From the lone newspaper account he resided at the corner of Dequindre and Marion. Which, if my accounting is accurate and certain grid marks hold true to present day form, would be out Hamtramck way. On the outskirts, at least, where city meets city within the confines of Detroit.

After an evening of shopping in the Midtown area he was accosted by an 8 foot ghost. An ethereal titan, really, which audibly approached with foot soles slapping hard down on the pavement that announced its coming. Erb turned to greet the fellow. They shook hands. One mortal paw meeting the icy claw of nevermore. It gave sir Peter a fright. He attempted to flee from the abominable no-man but Fate had no recourse other than to see him struck by the apparition and crumple down to the sidewalk.
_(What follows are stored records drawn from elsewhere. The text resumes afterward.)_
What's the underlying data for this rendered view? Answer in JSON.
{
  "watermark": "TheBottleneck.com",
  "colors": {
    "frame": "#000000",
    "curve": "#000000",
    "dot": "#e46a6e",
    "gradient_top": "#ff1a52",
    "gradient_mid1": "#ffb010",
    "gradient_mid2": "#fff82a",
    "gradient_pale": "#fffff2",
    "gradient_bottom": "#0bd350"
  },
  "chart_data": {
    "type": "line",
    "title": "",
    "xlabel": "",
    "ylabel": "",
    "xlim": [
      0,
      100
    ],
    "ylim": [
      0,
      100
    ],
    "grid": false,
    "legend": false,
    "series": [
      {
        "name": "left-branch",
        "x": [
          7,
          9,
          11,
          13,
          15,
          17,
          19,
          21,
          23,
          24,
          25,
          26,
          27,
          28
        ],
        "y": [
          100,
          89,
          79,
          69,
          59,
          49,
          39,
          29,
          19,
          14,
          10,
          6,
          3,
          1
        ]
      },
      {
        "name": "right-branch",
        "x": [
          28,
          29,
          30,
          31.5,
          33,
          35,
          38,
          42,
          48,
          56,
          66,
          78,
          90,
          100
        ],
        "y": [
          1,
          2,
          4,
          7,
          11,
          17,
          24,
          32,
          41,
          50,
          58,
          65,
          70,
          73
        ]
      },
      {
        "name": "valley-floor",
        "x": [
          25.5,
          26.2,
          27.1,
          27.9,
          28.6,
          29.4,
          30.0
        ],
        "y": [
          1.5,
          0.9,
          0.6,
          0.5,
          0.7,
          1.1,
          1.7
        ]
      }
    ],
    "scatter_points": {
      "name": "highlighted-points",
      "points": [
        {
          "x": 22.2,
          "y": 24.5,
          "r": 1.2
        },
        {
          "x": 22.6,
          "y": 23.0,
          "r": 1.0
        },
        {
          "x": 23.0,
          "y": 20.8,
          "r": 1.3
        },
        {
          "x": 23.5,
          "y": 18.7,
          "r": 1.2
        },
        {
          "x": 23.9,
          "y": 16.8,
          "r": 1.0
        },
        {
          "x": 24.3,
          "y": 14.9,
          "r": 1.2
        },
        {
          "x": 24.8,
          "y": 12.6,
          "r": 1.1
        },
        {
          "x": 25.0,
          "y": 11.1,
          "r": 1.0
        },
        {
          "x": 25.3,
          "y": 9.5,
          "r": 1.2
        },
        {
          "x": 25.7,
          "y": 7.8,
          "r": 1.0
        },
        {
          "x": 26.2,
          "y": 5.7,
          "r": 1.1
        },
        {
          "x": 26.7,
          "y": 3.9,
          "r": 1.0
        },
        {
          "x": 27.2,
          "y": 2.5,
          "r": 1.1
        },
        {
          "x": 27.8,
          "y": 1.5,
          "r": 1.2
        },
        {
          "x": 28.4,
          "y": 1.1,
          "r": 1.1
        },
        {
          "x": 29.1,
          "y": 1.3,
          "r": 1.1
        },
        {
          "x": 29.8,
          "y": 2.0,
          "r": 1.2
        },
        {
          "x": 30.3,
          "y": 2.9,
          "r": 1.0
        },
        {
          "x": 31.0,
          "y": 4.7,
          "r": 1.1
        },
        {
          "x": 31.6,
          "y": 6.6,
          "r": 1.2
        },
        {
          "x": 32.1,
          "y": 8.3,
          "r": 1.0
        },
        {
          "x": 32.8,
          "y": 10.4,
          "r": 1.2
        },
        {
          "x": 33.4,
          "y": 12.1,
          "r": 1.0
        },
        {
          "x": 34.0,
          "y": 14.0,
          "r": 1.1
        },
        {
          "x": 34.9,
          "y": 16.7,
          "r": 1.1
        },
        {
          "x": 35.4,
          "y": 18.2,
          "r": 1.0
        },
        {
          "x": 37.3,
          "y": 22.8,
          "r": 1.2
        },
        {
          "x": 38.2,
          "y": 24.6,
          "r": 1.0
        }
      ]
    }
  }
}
Several hours and an inch of snow later pedestrians found the stricken man prone where he lay. Thinking him dead they retrieved the corpse and took shelter inside a nearby house. There the Good Samaritans found that a sliver of life remained in the frigid vessel of flesh. A doctor was summoned and by the rituals and advancements of 19th century medicine, à la the great elixir whiskey, he was roused from his prolapsed state. Thus began his supernatural tale.

With a doctor and policeman as witness and family en route, Erb raved and ranted, then became clear-minded and spun the aforementioned yarn. No amount of coaxing or forensics could convince him otherwise. He saw it. Lucid as any teetotaler. Only a scientist could disapprove the earnest retching of an honest and occupied gentleman with his own staid opinions. And the good physician did just that. You're damned well right he did. But being that we are the keepers of the faith shall we not demure on the saner side of reason?